§ **THE DATA**
------------------------------------------------------------------------
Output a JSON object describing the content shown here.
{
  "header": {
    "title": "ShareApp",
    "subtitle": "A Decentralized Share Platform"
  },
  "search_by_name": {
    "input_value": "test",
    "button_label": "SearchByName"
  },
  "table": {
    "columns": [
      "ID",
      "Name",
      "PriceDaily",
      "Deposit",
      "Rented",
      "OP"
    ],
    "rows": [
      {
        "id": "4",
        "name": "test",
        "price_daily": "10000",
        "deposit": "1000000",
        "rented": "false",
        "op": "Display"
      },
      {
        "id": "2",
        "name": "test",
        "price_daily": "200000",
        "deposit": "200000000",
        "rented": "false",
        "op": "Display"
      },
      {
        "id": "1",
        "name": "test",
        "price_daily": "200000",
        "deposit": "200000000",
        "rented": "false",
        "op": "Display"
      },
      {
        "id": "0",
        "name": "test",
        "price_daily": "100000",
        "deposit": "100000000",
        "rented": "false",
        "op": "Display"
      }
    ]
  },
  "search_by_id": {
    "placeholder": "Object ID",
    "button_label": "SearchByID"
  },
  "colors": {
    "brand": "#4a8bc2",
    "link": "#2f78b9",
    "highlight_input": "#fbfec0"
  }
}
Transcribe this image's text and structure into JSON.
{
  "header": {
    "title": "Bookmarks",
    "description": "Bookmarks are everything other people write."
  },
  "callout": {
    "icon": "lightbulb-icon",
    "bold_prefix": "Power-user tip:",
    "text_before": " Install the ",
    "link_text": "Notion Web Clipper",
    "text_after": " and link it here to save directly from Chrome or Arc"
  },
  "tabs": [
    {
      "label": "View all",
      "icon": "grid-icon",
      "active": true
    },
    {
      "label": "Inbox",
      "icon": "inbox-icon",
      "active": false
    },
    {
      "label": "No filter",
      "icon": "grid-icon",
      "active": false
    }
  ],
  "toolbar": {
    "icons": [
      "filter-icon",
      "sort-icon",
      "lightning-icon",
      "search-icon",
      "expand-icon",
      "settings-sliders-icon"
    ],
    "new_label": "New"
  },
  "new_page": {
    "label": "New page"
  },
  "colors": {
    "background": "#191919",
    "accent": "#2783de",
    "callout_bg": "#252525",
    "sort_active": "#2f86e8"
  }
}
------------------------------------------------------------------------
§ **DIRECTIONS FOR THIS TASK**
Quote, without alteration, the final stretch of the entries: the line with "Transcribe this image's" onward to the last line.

§ **OUTPUT**
Transcribe this image's text and structure into JSON.
{
  "header": {
    "title": "Bookmarks",
    "description": "Bookmarks are everything other people write."
  },
  "callout": {
    "icon": "lightbulb-icon",
    "bold_prefix": "Power-user tip:",
    "text_before": " Install the ",
    "link_text": "Notion Web Clipper",
    "text_after": " and link it here to save directly from Chrome or Arc"
  },
  "tabs": [
    {
      "label": "View all",
      "icon": "grid-icon",
      "active": true
    },
    {
      "label": "Inbox",
      "icon": "inbox-icon",
      "active": false
    },
    {
      "label": "No filter",
      "icon": "grid-icon",
      "active": false
    }
  ],
  "toolbar": {
    "icons": [
      "filter-icon",
      "sort-icon",
      "lightning-icon",
      "search-icon",
      "expand-icon",
      "settings-sliders-icon"
    ],
    "new_label": "New"
  },
  "new_page": {
    "label": "New page"
  },
  "colors": {
    "background": "#191919",
    "accent": "#2783de",
    "callout_bg": "#252525",
    "sort_active": "#2f86e8"
  }
}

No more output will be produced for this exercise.